■ **Task directions**
Every line of the data that includes "share" should be copied out.

[Stored items]
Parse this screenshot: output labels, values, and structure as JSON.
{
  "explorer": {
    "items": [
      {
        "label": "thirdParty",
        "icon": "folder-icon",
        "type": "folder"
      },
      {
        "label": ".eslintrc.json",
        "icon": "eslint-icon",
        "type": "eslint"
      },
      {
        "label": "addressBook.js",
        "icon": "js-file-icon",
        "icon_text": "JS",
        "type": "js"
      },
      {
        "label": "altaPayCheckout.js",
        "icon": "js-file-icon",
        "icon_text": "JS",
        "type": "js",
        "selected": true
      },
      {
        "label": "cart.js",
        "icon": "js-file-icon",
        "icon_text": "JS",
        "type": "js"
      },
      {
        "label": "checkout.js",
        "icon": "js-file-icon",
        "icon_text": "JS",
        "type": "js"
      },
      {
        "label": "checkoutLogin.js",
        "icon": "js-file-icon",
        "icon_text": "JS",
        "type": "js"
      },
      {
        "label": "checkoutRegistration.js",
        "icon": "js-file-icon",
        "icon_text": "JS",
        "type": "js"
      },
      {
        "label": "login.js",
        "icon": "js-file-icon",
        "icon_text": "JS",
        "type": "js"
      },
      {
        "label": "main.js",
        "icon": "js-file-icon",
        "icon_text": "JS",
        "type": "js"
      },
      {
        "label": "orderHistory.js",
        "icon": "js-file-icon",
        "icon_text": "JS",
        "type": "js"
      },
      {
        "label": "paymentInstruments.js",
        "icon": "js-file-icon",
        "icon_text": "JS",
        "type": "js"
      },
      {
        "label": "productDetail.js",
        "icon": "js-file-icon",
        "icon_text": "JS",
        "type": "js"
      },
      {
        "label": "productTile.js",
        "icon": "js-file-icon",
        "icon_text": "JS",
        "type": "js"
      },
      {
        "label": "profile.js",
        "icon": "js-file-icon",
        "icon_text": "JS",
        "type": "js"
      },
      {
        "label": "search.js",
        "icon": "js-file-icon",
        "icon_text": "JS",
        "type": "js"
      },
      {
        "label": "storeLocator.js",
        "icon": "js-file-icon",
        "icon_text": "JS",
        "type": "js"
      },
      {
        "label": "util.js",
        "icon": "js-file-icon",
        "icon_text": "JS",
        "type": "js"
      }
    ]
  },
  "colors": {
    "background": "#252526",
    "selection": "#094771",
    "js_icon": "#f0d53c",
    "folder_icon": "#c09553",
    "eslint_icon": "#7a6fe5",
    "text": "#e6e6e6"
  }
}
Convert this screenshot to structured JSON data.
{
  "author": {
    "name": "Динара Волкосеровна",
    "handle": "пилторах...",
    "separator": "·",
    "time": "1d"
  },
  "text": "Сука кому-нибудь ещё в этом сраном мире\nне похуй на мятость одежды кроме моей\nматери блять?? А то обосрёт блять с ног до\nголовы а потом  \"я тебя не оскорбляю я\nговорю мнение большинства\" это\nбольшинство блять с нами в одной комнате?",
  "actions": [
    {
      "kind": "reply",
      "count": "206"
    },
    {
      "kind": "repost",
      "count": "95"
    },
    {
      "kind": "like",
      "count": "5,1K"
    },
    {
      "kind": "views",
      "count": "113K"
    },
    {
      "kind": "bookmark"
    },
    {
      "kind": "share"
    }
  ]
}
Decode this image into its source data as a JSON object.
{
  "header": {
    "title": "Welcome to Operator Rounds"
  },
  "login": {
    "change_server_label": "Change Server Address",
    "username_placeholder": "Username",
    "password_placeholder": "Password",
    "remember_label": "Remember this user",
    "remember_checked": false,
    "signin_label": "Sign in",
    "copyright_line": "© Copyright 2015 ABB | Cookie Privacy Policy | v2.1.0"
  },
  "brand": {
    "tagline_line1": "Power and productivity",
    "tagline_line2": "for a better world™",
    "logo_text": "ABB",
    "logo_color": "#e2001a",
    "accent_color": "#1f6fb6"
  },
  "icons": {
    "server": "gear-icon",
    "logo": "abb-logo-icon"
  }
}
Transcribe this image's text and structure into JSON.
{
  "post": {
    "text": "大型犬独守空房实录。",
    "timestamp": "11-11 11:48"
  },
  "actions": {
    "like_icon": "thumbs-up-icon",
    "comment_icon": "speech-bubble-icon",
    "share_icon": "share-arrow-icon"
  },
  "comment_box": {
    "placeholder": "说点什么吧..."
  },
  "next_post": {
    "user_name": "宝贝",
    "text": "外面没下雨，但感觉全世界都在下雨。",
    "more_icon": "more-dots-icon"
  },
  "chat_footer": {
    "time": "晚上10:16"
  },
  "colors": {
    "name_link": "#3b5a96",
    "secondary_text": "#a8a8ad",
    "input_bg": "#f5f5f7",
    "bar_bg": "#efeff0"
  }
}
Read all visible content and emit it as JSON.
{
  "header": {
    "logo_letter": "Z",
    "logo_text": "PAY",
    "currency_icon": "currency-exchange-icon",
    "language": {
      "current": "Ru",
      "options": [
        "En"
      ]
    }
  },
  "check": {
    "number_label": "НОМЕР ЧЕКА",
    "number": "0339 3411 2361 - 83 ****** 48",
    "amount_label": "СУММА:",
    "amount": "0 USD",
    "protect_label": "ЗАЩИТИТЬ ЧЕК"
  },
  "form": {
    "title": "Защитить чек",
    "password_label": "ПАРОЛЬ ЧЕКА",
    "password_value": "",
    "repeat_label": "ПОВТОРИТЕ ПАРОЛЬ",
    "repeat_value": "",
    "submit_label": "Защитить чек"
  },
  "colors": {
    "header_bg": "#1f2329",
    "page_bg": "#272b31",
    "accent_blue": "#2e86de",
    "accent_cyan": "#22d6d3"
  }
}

■ **Result of the task**
      "kind": "share"
    "share_icon": "share-arrow-icon"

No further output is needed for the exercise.